**Work instructions:**
Word for word, print out all of the data, omitting every image.
··· Data shown
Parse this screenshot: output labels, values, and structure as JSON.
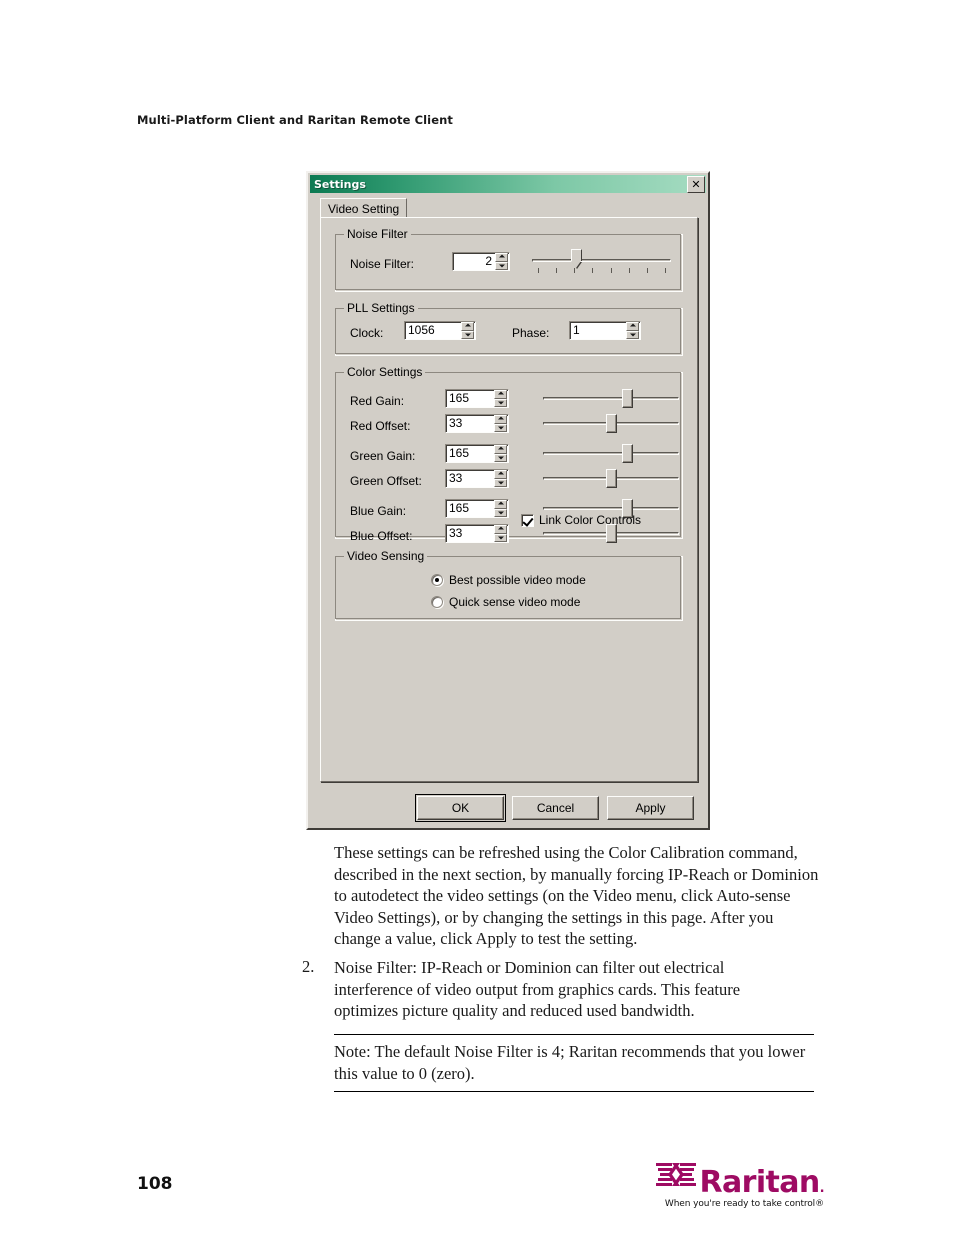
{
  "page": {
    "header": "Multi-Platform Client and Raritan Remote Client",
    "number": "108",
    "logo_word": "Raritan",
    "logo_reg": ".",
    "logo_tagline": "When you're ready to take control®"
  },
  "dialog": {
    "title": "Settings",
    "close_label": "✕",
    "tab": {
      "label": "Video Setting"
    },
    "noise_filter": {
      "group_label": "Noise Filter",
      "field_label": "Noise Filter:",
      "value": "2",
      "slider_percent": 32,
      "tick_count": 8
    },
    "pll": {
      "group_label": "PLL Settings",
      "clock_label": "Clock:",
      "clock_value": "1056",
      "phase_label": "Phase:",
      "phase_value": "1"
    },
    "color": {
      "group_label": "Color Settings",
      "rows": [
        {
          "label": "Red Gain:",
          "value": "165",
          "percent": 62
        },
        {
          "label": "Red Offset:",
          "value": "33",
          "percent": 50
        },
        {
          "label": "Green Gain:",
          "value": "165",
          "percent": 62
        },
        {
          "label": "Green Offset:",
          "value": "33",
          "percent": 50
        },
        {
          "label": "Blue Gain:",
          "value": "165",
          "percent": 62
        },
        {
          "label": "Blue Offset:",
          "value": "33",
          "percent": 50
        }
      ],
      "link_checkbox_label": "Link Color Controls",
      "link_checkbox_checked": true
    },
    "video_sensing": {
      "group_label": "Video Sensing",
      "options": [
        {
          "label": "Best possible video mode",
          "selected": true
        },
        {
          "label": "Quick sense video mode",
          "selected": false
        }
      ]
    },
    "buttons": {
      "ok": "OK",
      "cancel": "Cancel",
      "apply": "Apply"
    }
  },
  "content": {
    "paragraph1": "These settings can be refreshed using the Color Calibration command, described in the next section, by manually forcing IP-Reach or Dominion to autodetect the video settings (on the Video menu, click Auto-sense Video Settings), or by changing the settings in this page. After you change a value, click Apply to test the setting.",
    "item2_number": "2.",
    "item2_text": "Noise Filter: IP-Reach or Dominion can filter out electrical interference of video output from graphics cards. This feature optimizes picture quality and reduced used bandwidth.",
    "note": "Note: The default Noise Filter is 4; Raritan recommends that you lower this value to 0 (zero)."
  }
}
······
**Your response:**
Parse this screenshot: output labels, values, and structure as JSON.
{
  "page": {
    "header": "Multi-Platform Client and Raritan Remote Client",
    "number": "108",
    "logo_word": "Raritan",
    "logo_reg": ".",
    "logo_tagline": "When you're ready to take control®"
  },
  "dialog": {
    "title": "Settings",
    "close_label": "✕",
    "tab": {
      "label": "Video Setting"
    },
    "noise_filter": {
      "group_label": "Noise Filter",
      "field_label": "Noise Filter:",
      "value": "2",
      "slider_percent": 32,
      "tick_count": 8
    },
    "pll": {
      "group_label": "PLL Settings",
      "clock_label": "Clock:",
      "clock_value": "1056",
      "phase_label": "Phase:",
      "phase_value": "1"
    },
    "color": {
      "group_label": "Color Settings",
      "rows": [
        {
          "label": "Red Gain:",
          "value": "165",
          "percent": 62
        },
        {
          "label": "Red Offset:",
          "value": "33",
          "percent": 50
        },
        {
          "label": "Green Gain:",
          "value": "165",
          "percent": 62
        },
        {
          "label": "Green Offset:",
          "value": "33",
          "percent": 50
        },
        {
          "label": "Blue Gain:",
          "value": "165",
          "percent": 62
        },
        {
          "label": "Blue Offset:",
          "value": "33",
          "percent": 50
        }
      ],
      "link_checkbox_label": "Link Color Controls",
      "link_checkbox_checked": true
    },
    "video_sensing": {
      "group_label": "Video Sensing",
      "options": [
        {
          "label": "Best possible video mode",
          "selected": true
        },
        {
          "label": "Quick sense video mode",
          "selected": false
        }
      ]
    },
    "buttons": {
      "ok": "OK",
      "cancel": "Cancel",
      "apply": "Apply"
    }
  },
  "content": {
    "paragraph1": "These settings can be refreshed using the Color Calibration command, described in the next section, by manually forcing IP-Reach or Dominion to autodetect the video settings (on the Video menu, click Auto-sense Video Settings), or by changing the settings in this page. After you change a value, click Apply to test the setting.",
    "item2_number": "2.",
    "item2_text": "Noise Filter: IP-Reach or Dominion can filter out electrical interference of video output from graphics cards. This feature optimizes picture quality and reduced used bandwidth.",
    "note": "Note: The default Noise Filter is 4; Raritan recommends that you lower this value to 0 (zero)."
  }
}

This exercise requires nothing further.